Kate Approved: Making Travel Easier on Yourself

Can you hear it now, “I don’t need a wheelchair at the airport”.  No, I’m sure you’d rather be exhausted when you arrive at the gate; worry about find the connecting gate and getting there in time.  It’s hard admitting you can’t do what you used to do.  Using a wheelchair in an airport can be a challenge, physical and mental.  It’s more about giving up control of your time and environment.  It’s accepting something that you are fighting to keep.  Believe me, I understand.  But most airports cover huge distances between terminals and let’s not even talk about TSA lines.  As a traveler, you can end up standing in line for undetermined amounts of time and then walking to distant gates.  Oh yes and if you are changing flights from domestic to international, who knows the distances and that’s just it – who knows the distances.    When I first started traveling after a stroke, I had no choice but to accept the use of a wheelchair but now I am a firm believer in making my life easier so I can continue to travel.

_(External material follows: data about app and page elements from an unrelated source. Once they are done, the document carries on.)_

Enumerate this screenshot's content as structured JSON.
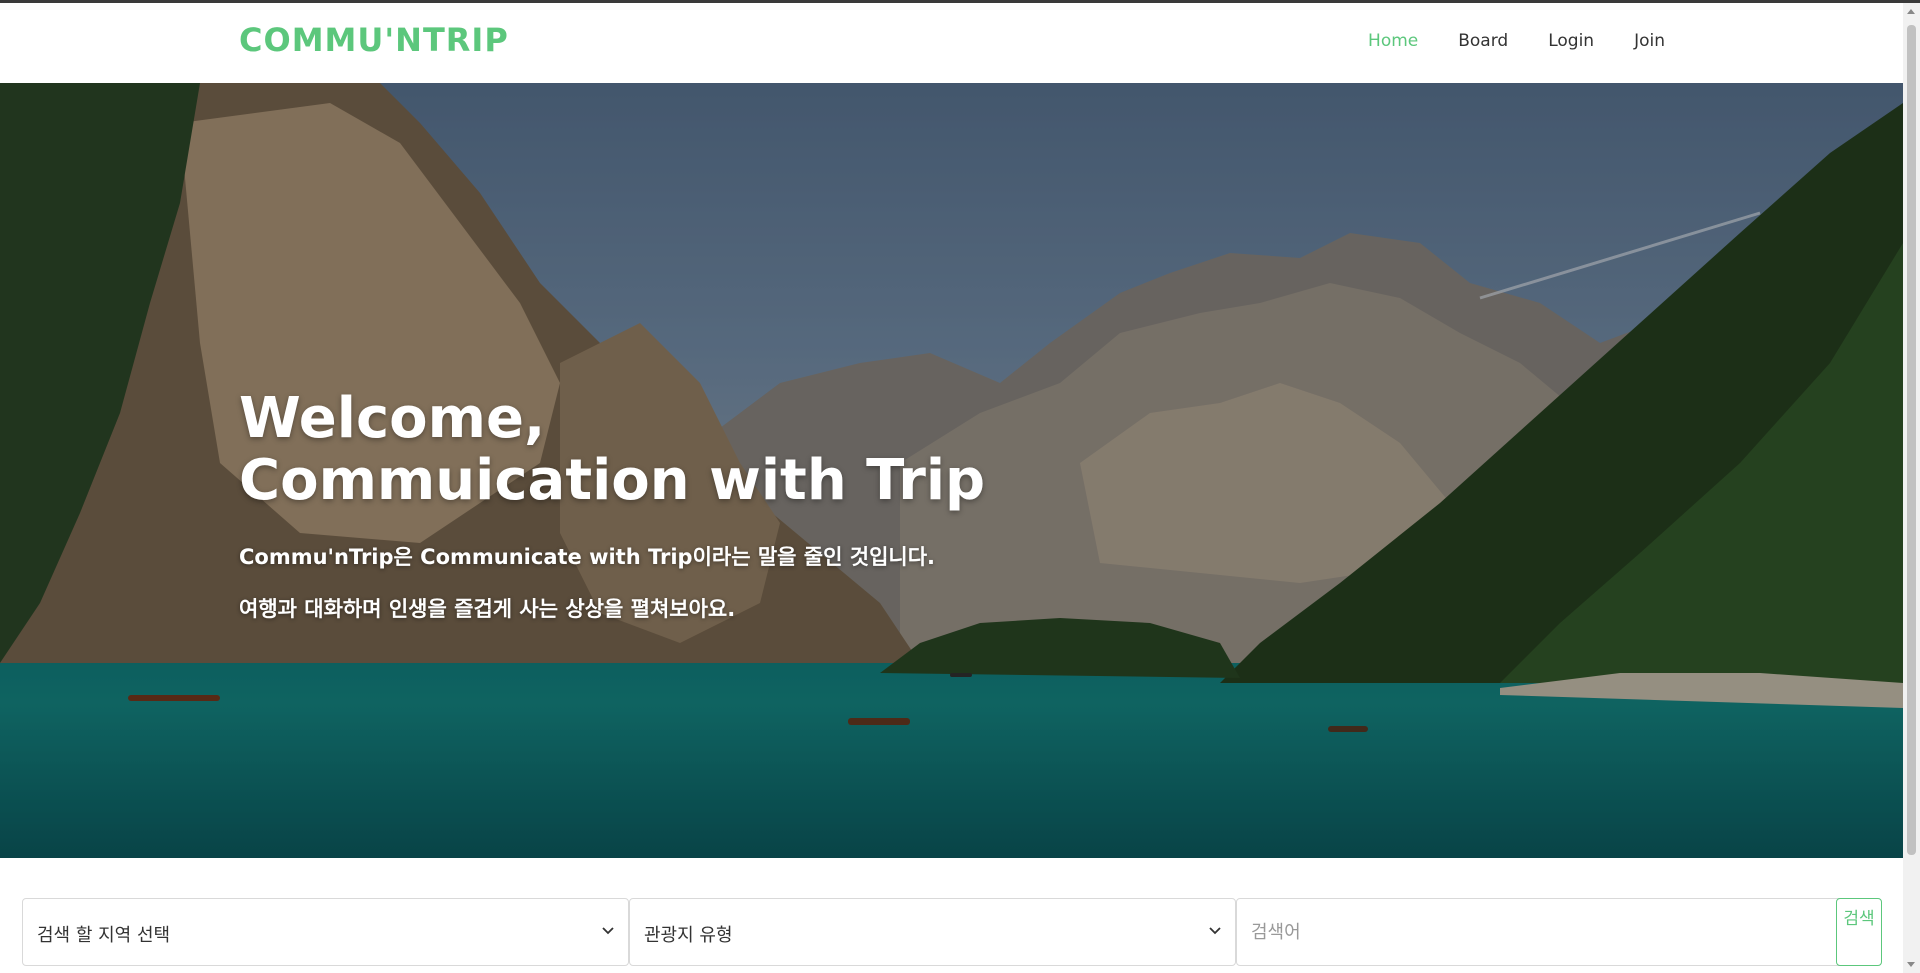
{
  "brand": "COMMU'NTRIP",
  "nav": {
    "items": [
      {
        "label": "Home",
        "active": true
      },
      {
        "label": "Board",
        "active": false
      },
      {
        "label": "Login",
        "active": false
      },
      {
        "label": "Join",
        "active": false
      }
    ]
  },
  "hero": {
    "title_line1": "Welcome,",
    "title_line2": "Commuication with Trip",
    "subtitle1": "Commu'nTrip은 Communicate with Trip이라는 말을 줄인 것입니다.",
    "subtitle2": "여행과 대화하며 인생을 즐겁게 사는 상상을 펼쳐보아요."
  },
  "search": {
    "region_select": "검색 할 지역 선택",
    "type_select": "관광지 유형",
    "keyword_placeholder": "검색어",
    "button_label": "검색"
  },
  "colors": {
    "accent": "#5cc77c",
    "nav_text": "#333333"
  },
  "icons": [
    "chevron-down-icon"
  ]
}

To arrange for a wheelchair to/from a plane and for transfers between flights:  simply let the airline know you need a wheelchair when you make the reservation or call the airline after finalizing the reservation.  Be prepared to tell the travel agent or airline agent if you can walk onto the airplane.  When you check in for the flight, remind the agent you have requested a wheelchair.  And yes, tip the wheelchair attendants who love to receive tips for service.

Walking down the ramps to board the plane can be a challenge especially when a thundering hoard of people is rushing behind you to get into the plane.  So upon arrival at the gate, I always inform the airline personnel behind the desk that I walk very slowly and need a little extra time to get to the airplane.  I’ve been accommodated by every I have asked an airline employee when requesting a little extra time.

It isn’t the same as before but then again, what is?